Obama Holds Health-Care Forum in Virginia
Thursday, July 2, 2009
President Obama offered a wonkish defense of his embattled health-care reform effort during an hour-long town hall meeting in Northern Virginia yesterday that featured seven questions, including one sent via Twitter and several from a handpicked audience of supporters.
With the president's health-care ambitions meeting a cool reception on Capitol Hill, the administration is increasingly seeking to pressure lawmakers with evidence of the public's desire for action as well as proof that the health-care industry is a stakeholder in -- not an opponent of -- the effort.
"The naysayers are already lining up," he said in remarks before taking questions. The challenge for opponents, he said, is: "What's your alternative? Is your alternative just to stand pat and watch more and more families lose their health care?"
Obama made his pitch before an audience of about 200 people at Northern Virginia Community College's Annandale campus, including students, administrators, professors and local residents. But the real targets of the message were far beyond Annandale, and the White House is hoping to use social media sites such as Twitter and Facebook to reach constituents across the country.
"This is a moral imperative, and it is an economic imperative," he told the live and online audience as he waded through health-care financing statistics.
Even as he spoke, the Republican Party live-blogged its opposition. "Obama says our economy is in crisis because of health care costs," wrote Matt Moon, deputy research director at the Republican National Committee. "But his government-run plan will make it even worse, putting our country further into debt."
In the stage-managed event, questions for Obama came from a live audience selected by the White House and the college, and from Internet questions chosen by the administration's new-media team. Of the seven questions the president answered, four were selected by his staff from videos submitted to the White House Web site or from those responding to a request for "tweets."
The president called randomly on three audience members. All turned out to be members of groups with close ties to his administration: the Service Employees International Union, Health Care for America Now, and Organizing for America, which is a part of the Democratic National Committee. White House officials said that was a coincidence.
The most dramatic moment came from Debby Smith, 53, of Appalachia, Va., who was near tears as she described for Obama her fragile health, including a recently discovered tumor for which she cannot get treatment.
Obama waved her over and hugged her, saying, "I don't want you to feel like you're all alone." He promised to "find out what we can do within existing law" and called Smith the "perfect example" of the kind of person his health plan is intended to help.
Afterward, Smith seemed less than satisfied with Obama's reassurances, telling reporters that it was still unclear how she would get the treatment she needs before she becomes eligible for government aid in nine years.
Obama's other audience questions came from a union worker who asked what she could do to help him, and another from a health-care activist who urged him to talk about how to make health care more affordable.

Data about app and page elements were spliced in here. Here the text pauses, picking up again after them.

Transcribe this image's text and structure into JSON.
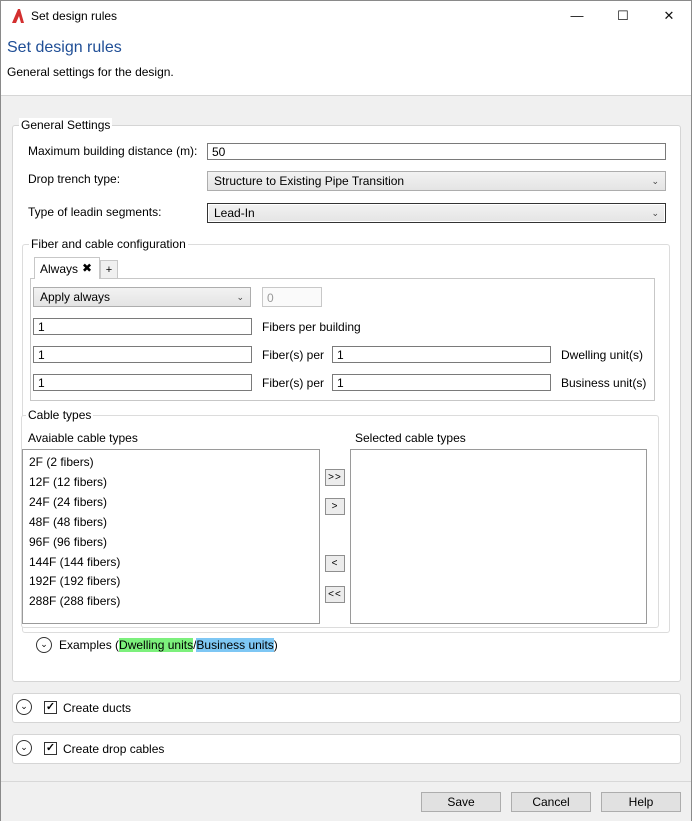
{
  "window": {
    "title": "Set design rules",
    "minimize": "—",
    "maximize": "☐",
    "close": "✕"
  },
  "header": {
    "title": "Set design rules",
    "subtitle": "General settings for the design."
  },
  "general": {
    "legend": "General Settings",
    "max_distance_label": "Maximum building distance (m):",
    "max_distance_value": "50",
    "drop_trench_label": "Drop trench type:",
    "drop_trench_value": "Structure to Existing Pipe Transition",
    "leadin_label": "Type of leadin segments:",
    "leadin_value": "Lead-In"
  },
  "fiber": {
    "legend": "Fiber and cable configuration",
    "tabs": [
      {
        "label": "Always",
        "close": "✖"
      },
      {
        "label": "+"
      }
    ],
    "apply_value": "Apply always",
    "apply_number": "0",
    "fibers_per_building_value": "1",
    "fibers_per_building_label": "Fibers per building",
    "dwelling_fibers_value": "1",
    "dwelling_per_label": "Fiber(s) per",
    "dwelling_units_value": "1",
    "dwelling_units_label": "Dwelling unit(s)",
    "business_fibers_value": "1",
    "business_per_label": "Fiber(s) per",
    "business_units_value": "1",
    "business_units_label": "Business unit(s)"
  },
  "cable_types": {
    "legend": "Cable types",
    "available_label": "Avaiable cable types",
    "selected_label": "Selected cable types",
    "available": [
      "2F (2 fibers)",
      "12F (12 fibers)",
      "24F (24 fibers)",
      "48F (48 fibers)",
      "96F (96 fibers)",
      "144F (144 fibers)",
      "192F (192 fibers)",
      "288F (288 fibers)"
    ],
    "selected": [],
    "add_all": ">>",
    "add": ">",
    "remove": "<",
    "remove_all": "<<"
  },
  "examples": {
    "prefix": "Examples (",
    "dwelling": "Dwelling units",
    "separator": "/",
    "business": "Business units",
    "suffix": ")",
    "dwelling_color": "#7cf07c",
    "business_color": "#7ec7f4"
  },
  "sections": {
    "ducts_label": "Create ducts",
    "ducts_checked": true,
    "drop_cables_label": "Create drop cables",
    "drop_cables_checked": true,
    "check_mark": "✓",
    "expand_glyph": "⌄"
  },
  "footer": {
    "save": "Save",
    "cancel": "Cancel",
    "help": "Help"
  },
  "colors": {
    "accent_title": "#1f4e96",
    "app_icon": "#d32f2f"
  }
}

One Twitter user asked whether it makes sense to tax people's health-care coverage as a way to pay for reform. That led Obama to offer a long explanation of the various financing proposals, including his own for limiting deductions for the wealthy.
"This is something that's going to be debated in the House and the Senate," he said.
A Texas physician -- later proudly identified by the White House as Rep. Michael C. Burgess (R) -- challenged Obama to support caps on medical malpractice awards, something the president has refused to do.
Another video question came from someone named Steve, who wondered why the president does not simply advocate a "single-payer" plan that would involve the government insuring all Americans.
Obama was ready for the question. He launched into an explanation of the evolution of the American health-care system, calmly describing how difficult he thinks it would be to shift it to one based on a European model.
"For us to transition completely from an employer-based [system] . . . could be hugely disruptive," he said. "We should be able to find a way to create a uniquely American solution to this problem."